__How to complete this task__: Your job is to print the listing exactly.
Data supplied: Begin
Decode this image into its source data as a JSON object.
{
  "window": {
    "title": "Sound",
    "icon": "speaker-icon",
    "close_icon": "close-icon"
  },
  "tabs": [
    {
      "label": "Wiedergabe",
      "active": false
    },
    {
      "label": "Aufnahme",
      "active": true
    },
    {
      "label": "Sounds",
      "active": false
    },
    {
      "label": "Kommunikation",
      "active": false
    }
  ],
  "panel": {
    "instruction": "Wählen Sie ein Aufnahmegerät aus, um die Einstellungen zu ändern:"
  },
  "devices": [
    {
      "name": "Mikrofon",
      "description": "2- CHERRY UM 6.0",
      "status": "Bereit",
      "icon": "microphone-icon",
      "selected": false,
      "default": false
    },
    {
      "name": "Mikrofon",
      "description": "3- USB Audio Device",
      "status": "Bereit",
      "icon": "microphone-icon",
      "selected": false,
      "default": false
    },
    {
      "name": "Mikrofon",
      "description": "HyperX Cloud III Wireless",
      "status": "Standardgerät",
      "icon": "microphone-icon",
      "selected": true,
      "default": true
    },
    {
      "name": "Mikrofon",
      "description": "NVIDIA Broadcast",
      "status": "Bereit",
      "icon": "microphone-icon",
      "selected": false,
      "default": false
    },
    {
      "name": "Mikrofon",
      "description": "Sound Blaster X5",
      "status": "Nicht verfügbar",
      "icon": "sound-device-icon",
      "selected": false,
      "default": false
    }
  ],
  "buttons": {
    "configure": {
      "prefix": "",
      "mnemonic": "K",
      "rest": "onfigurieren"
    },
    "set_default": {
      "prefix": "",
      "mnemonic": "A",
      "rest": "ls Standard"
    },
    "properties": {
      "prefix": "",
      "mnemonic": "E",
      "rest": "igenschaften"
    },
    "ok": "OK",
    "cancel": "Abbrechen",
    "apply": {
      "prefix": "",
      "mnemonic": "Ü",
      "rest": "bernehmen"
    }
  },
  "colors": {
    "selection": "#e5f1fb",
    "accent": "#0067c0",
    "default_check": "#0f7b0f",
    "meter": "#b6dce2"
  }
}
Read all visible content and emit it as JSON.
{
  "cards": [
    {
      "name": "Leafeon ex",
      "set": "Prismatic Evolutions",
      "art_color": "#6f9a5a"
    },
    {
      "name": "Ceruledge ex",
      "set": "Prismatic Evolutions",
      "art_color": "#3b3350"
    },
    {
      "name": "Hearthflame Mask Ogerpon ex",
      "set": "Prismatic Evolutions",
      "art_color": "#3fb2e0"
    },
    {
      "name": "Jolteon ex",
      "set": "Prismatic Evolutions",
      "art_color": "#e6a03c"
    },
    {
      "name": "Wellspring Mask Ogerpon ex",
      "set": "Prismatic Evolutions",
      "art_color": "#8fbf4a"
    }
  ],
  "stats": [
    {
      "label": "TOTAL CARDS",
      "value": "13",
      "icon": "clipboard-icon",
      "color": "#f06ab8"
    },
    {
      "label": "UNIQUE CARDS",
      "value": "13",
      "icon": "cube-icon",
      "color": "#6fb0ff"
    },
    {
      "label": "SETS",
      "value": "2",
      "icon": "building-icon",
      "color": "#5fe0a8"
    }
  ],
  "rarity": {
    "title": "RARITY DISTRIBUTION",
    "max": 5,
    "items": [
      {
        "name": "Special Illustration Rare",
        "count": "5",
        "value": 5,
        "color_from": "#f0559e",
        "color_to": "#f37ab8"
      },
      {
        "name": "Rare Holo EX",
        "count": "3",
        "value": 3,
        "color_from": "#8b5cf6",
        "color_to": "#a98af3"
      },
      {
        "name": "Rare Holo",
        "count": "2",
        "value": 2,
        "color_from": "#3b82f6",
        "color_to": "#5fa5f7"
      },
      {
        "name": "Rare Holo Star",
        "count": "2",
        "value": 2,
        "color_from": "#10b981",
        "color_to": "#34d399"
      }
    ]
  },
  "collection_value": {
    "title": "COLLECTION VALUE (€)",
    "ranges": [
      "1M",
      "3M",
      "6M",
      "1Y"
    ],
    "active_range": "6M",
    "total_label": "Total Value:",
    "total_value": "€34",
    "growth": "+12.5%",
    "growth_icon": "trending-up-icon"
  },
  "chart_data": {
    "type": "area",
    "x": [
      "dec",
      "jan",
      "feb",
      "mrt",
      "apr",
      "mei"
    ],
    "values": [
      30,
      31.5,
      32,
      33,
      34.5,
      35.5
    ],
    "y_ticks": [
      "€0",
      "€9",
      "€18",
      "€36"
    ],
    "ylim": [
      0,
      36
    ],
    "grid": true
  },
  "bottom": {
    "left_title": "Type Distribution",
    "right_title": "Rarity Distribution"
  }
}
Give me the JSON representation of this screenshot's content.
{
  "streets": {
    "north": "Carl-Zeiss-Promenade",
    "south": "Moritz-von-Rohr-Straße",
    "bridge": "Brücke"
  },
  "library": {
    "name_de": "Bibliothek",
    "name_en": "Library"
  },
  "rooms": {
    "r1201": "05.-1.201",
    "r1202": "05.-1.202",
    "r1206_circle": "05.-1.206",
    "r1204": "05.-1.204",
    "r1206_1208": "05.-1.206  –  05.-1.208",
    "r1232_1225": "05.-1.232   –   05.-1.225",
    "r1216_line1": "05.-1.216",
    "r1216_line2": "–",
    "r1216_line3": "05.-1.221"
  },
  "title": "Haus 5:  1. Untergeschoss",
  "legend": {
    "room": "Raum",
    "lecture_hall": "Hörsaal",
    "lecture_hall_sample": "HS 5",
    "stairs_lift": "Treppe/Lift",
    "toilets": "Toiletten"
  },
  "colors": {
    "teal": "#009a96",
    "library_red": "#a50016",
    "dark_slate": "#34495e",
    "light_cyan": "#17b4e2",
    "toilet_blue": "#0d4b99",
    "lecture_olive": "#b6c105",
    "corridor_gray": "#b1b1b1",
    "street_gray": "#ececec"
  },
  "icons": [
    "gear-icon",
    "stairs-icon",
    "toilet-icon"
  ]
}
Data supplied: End
__Written response__:
Decode this image into its source data as a JSON object.
{
  "window": {
    "title": "Sound",
    "icon": "speaker-icon",
    "close_icon": "close-icon"
  },
  "tabs": [
    {
      "label": "Wiedergabe",
      "active": false
    },
    {
      "label": "Aufnahme",
      "active": true
    },
    {
      "label": "Sounds",
      "active": false
    },
    {
      "label": "Kommunikation",
      "active": false
    }
  ],
  "panel": {
    "instruction": "Wählen Sie ein Aufnahmegerät aus, um die Einstellungen zu ändern:"
  },
  "devices": [
    {
      "name": "Mikrofon",
      "description": "2- CHERRY UM 6.0",
      "status": "Bereit",
      "icon": "microphone-icon",
      "selected": false,
      "default": false
    },
    {
      "name": "Mikrofon",
      "description": "3- USB Audio Device",
      "status": "Bereit",
      "icon": "microphone-icon",
      "selected": false,
      "default": false
    },
    {
      "name": "Mikrofon",
      "description": "HyperX Cloud III Wireless",
      "status": "Standardgerät",
      "icon": "microphone-icon",
      "selected": true,
      "default": true
    },
    {
      "name": "Mikrofon",
      "description": "NVIDIA Broadcast",
      "status": "Bereit",
      "icon": "microphone-icon",
      "selected": false,
      "default": false
    },
    {
      "name": "Mikrofon",
      "description": "Sound Blaster X5",
      "status": "Nicht verfügbar",
      "icon": "sound-device-icon",
      "selected": false,
      "default": false
    }
  ],
  "buttons": {
    "configure": {
      "prefix": "",
      "mnemonic": "K",
      "rest": "onfigurieren"
    },
    "set_default": {
      "prefix": "",
      "mnemonic": "A",
      "rest": "ls Standard"
    },
    "properties": {
      "prefix": "",
      "mnemonic": "E",
      "rest": "igenschaften"
    },
    "ok": "OK",
    "cancel": "Abbrechen",
    "apply": {
      "prefix": "",
      "mnemonic": "Ü",
      "rest": "bernehmen"
    }
  },
  "colors": {
    "selection": "#e5f1fb",
    "accent": "#0067c0",
    "default_check": "#0f7b0f",
    "meter": "#b6dce2"
  }
}
Read all visible content and emit it as JSON.
{
  "cards": [
    {
      "name": "Leafeon ex",
      "set": "Prismatic Evolutions",
      "art_color": "#6f9a5a"
    },
    {
      "name": "Ceruledge ex",
      "set": "Prismatic Evolutions",
      "art_color": "#3b3350"
    },
    {
      "name": "Hearthflame Mask Ogerpon ex",
      "set": "Prismatic Evolutions",
      "art_color": "#3fb2e0"
    },
    {
      "name": "Jolteon ex",
      "set": "Prismatic Evolutions",
      "art_color": "#e6a03c"
    },
    {
      "name": "Wellspring Mask Ogerpon ex",
      "set": "Prismatic Evolutions",
      "art_color": "#8fbf4a"
    }
  ],
  "stats": [
    {
      "label": "TOTAL CARDS",
      "value": "13",
      "icon": "clipboard-icon",
      "color": "#f06ab8"
    },
    {
      "label": "UNIQUE CARDS",
      "value": "13",
      "icon": "cube-icon",
      "color": "#6fb0ff"
    },
    {
      "label": "SETS",
      "value": "2",
      "icon": "building-icon",
      "color": "#5fe0a8"
    }
  ],
  "rarity": {
    "title": "RARITY DISTRIBUTION",
    "max": 5,
    "items": [
      {
        "name": "Special Illustration Rare",
        "count": "5",
        "value": 5,
        "color_from": "#f0559e",
        "color_to": "#f37ab8"
      },
      {
        "name": "Rare Holo EX",
        "count": "3",
        "value": 3,
        "color_from": "#8b5cf6",
        "color_to": "#a98af3"
      },
      {
        "name": "Rare Holo",
        "count": "2",
        "value": 2,
        "color_from": "#3b82f6",
        "color_to": "#5fa5f7"
      },
      {
        "name": "Rare Holo Star",
        "count": "2",
        "value": 2,
        "color_from": "#10b981",
        "color_to": "#34d399"
      }
    ]
  },
  "collection_value": {
    "title": "COLLECTION VALUE (€)",
    "ranges": [
      "1M",
      "3M",
      "6M",
      "1Y"
    ],
    "active_range": "6M",
    "total_label": "Total Value:",
    "total_value": "€34",
    "growth": "+12.5%",
    "growth_icon": "trending-up-icon"
  },
  "chart_data": {
    "type": "area",
    "x": [
      "dec",
      "jan",
      "feb",
      "mrt",
      "apr",
      "mei"
    ],
    "values": [
      30,
      31.5,
      32,
      33,
      34.5,
      35.5
    ],
    "y_ticks": [
      "€0",
      "€9",
      "€18",
      "€36"
    ],
    "ylim": [
      0,
      36
    ],
    "grid": true
  },
  "bottom": {
    "left_title": "Type Distribution",
    "right_title": "Rarity Distribution"
  }
}
Give me the JSON representation of this screenshot's content.
{
  "streets": {
    "north": "Carl-Zeiss-Promenade",
    "south": "Moritz-von-Rohr-Straße",
    "bridge": "Brücke"
  },
  "library": {
    "name_de": "Bibliothek",
    "name_en": "Library"
  },
  "rooms": {
    "r1201": "05.-1.201",
    "r1202": "05.-1.202",
    "r1206_circle": "05.-1.206",
    "r1204": "05.-1.204",
    "r1206_1208": "05.-1.206  –  05.-1.208",
    "r1232_1225": "05.-1.232   –   05.-1.225",
    "r1216_line1": "05.-1.216",
    "r1216_line2": "–",
    "r1216_line3": "05.-1.221"
  },
  "title": "Haus 5:  1. Untergeschoss",
  "legend": {
    "room": "Raum",
    "lecture_hall": "Hörsaal",
    "lecture_hall_sample": "HS 5",
    "stairs_lift": "Treppe/Lift",
    "toilets": "Toiletten"
  },
  "colors": {
    "teal": "#009a96",
    "library_red": "#a50016",
    "dark_slate": "#34495e",
    "light_cyan": "#17b4e2",
    "toilet_blue": "#0d4b99",
    "lecture_olive": "#b6c105",
    "corridor_gray": "#b1b1b1",
    "street_gray": "#ececec"
  },
  "icons": [
    "gear-icon",
    "stairs-icon",
    "toilet-icon"
  ]
}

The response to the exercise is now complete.